*** SUPPLIED RECORDS

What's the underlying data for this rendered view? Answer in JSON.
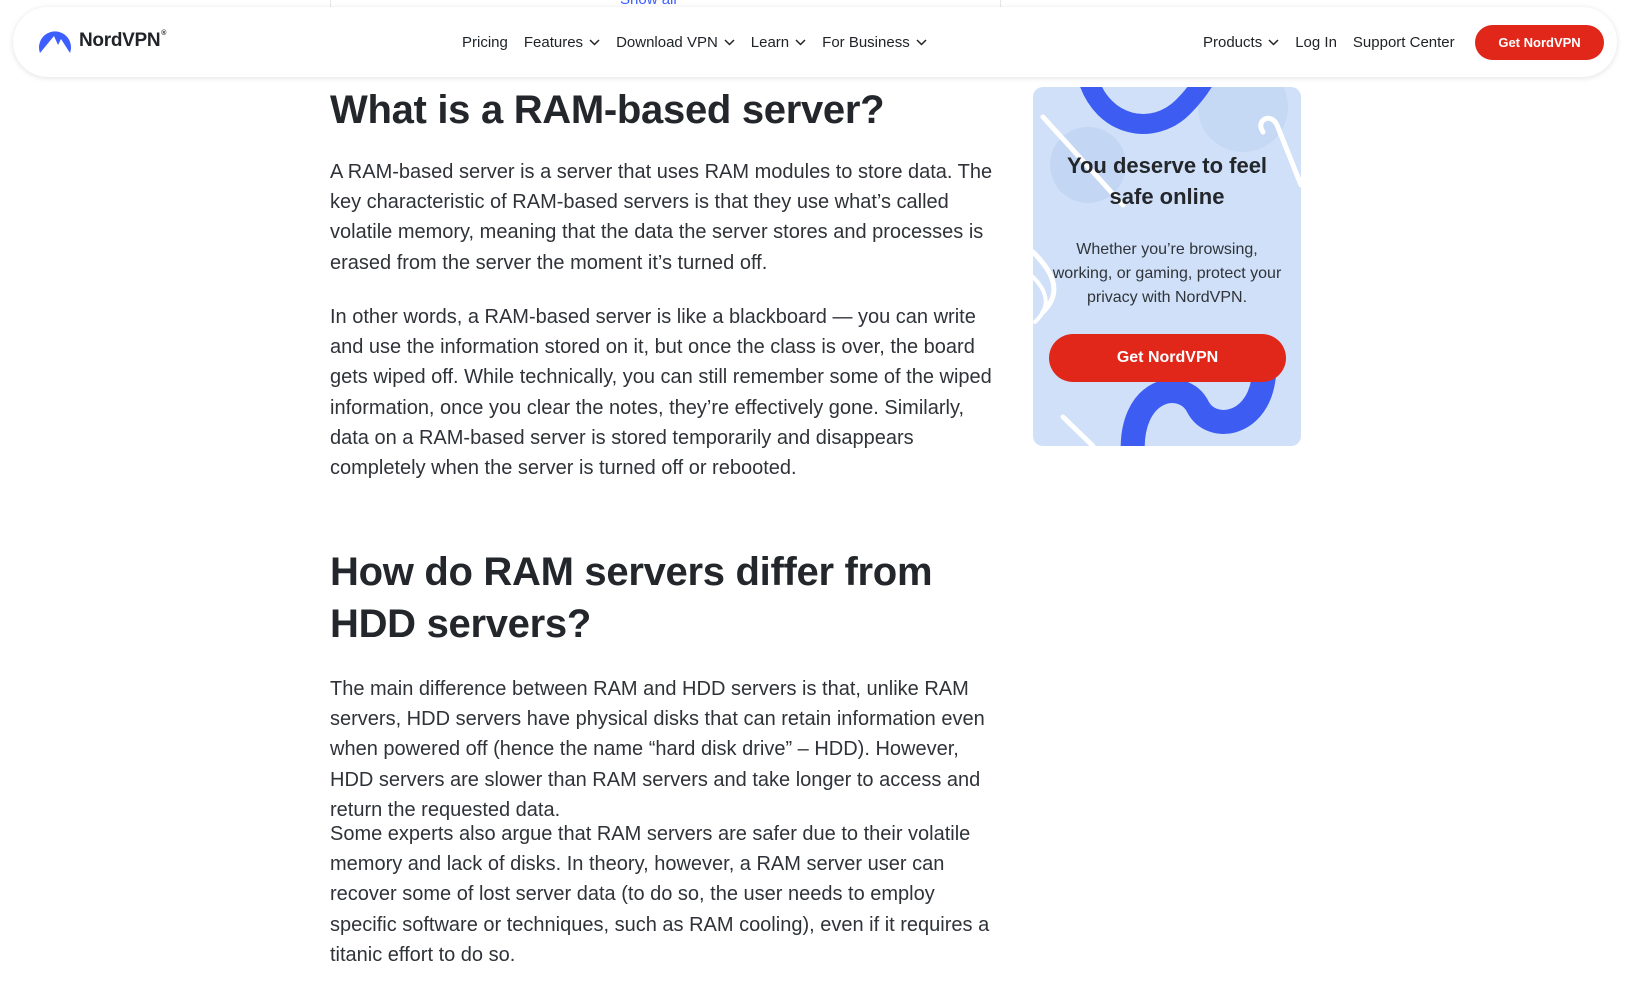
{
  "top_link": "Show all",
  "nav": {
    "brand": "NordVPN",
    "brand_mark": "®",
    "items": [
      {
        "label": "Pricing",
        "has_dropdown": false
      },
      {
        "label": "Features",
        "has_dropdown": true
      },
      {
        "label": "Download VPN",
        "has_dropdown": true
      },
      {
        "label": "Learn",
        "has_dropdown": true
      },
      {
        "label": "For Business",
        "has_dropdown": true
      }
    ],
    "right_items": [
      {
        "label": "Products",
        "has_dropdown": true
      },
      {
        "label": "Log In",
        "has_dropdown": false
      },
      {
        "label": "Support Center",
        "has_dropdown": false
      }
    ],
    "cta": "Get NordVPN"
  },
  "article": {
    "heading_1": "What is a RAM-based server?",
    "paragraph_1": "A RAM-based server is a server that uses RAM modules to store data. The key characteristic of RAM-based servers is that they use what’s called volatile memory, meaning that the data the server stores and processes is erased from the server the moment it’s turned off.",
    "paragraph_2": "In other words, a RAM-based server is like a blackboard — you can write and use the information stored on it, but once the class is over, the board gets wiped off. While technically, you can still remember some of the wiped information, once you clear the notes, they’re effectively gone. Similarly, data on a RAM-based server is stored temporarily and disappears completely when the server is turned off or rebooted.",
    "heading_2": "How do RAM servers differ from HDD servers?",
    "paragraph_3": "The main difference between RAM and HDD servers is that, unlike RAM servers, HDD servers have physical disks that can retain information even when powered off (hence the name “hard disk drive” – HDD). However, HDD servers are slower than RAM servers and take longer to access and return the requested data.",
    "paragraph_4": "Some experts also argue that RAM servers are safer due to their volatile memory and lack of disks. In theory, however, a RAM server user can recover some of lost server data (to do so, the user needs to employ specific software or techniques, such as RAM cooling), even if it requires a titanic effort to do so."
  },
  "promo": {
    "title": "You deserve to feel safe online",
    "text": "Whether you’re browsing, working, or gaming, protect your privacy with NordVPN.",
    "button": "Get NordVPN"
  },
  "colors": {
    "accent_red": "#e0271a",
    "brand_blue": "#3e5fff",
    "promo_bg": "#cfe0f8"
  }
}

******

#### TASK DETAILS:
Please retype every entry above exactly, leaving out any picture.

#### RESPONSE AREA:
What's the underlying data for this rendered view? Answer in JSON.
{
  "top_link": "Show all",
  "nav": {
    "brand": "NordVPN",
    "brand_mark": "®",
    "items": [
      {
        "label": "Pricing",
        "has_dropdown": false
      },
      {
        "label": "Features",
        "has_dropdown": true
      },
      {
        "label": "Download VPN",
        "has_dropdown": true
      },
      {
        "label": "Learn",
        "has_dropdown": true
      },
      {
        "label": "For Business",
        "has_dropdown": true
      }
    ],
    "right_items": [
      {
        "label": "Products",
        "has_dropdown": true
      },
      {
        "label": "Log In",
        "has_dropdown": false
      },
      {
        "label": "Support Center",
        "has_dropdown": false
      }
    ],
    "cta": "Get NordVPN"
  },
  "article": {
    "heading_1": "What is a RAM-based server?",
    "paragraph_1": "A RAM-based server is a server that uses RAM modules to store data. The key characteristic of RAM-based servers is that they use what’s called volatile memory, meaning that the data the server stores and processes is erased from the server the moment it’s turned off.",
    "paragraph_2": "In other words, a RAM-based server is like a blackboard — you can write and use the information stored on it, but once the class is over, the board gets wiped off. While technically, you can still remember some of the wiped information, once you clear the notes, they’re effectively gone. Similarly, data on a RAM-based server is stored temporarily and disappears completely when the server is turned off or rebooted.",
    "heading_2": "How do RAM servers differ from HDD servers?",
    "paragraph_3": "The main difference between RAM and HDD servers is that, unlike RAM servers, HDD servers have physical disks that can retain information even when powered off (hence the name “hard disk drive” – HDD). However, HDD servers are slower than RAM servers and take longer to access and return the requested data.",
    "paragraph_4": "Some experts also argue that RAM servers are safer due to their volatile memory and lack of disks. In theory, however, a RAM server user can recover some of lost server data (to do so, the user needs to employ specific software or techniques, such as RAM cooling), even if it requires a titanic effort to do so."
  },
  "promo": {
    "title": "You deserve to feel safe online",
    "text": "Whether you’re browsing, working, or gaming, protect your privacy with NordVPN.",
    "button": "Get NordVPN"
  },
  "colors": {
    "accent_red": "#e0271a",
    "brand_blue": "#3e5fff",
    "promo_bg": "#cfe0f8"
  }
}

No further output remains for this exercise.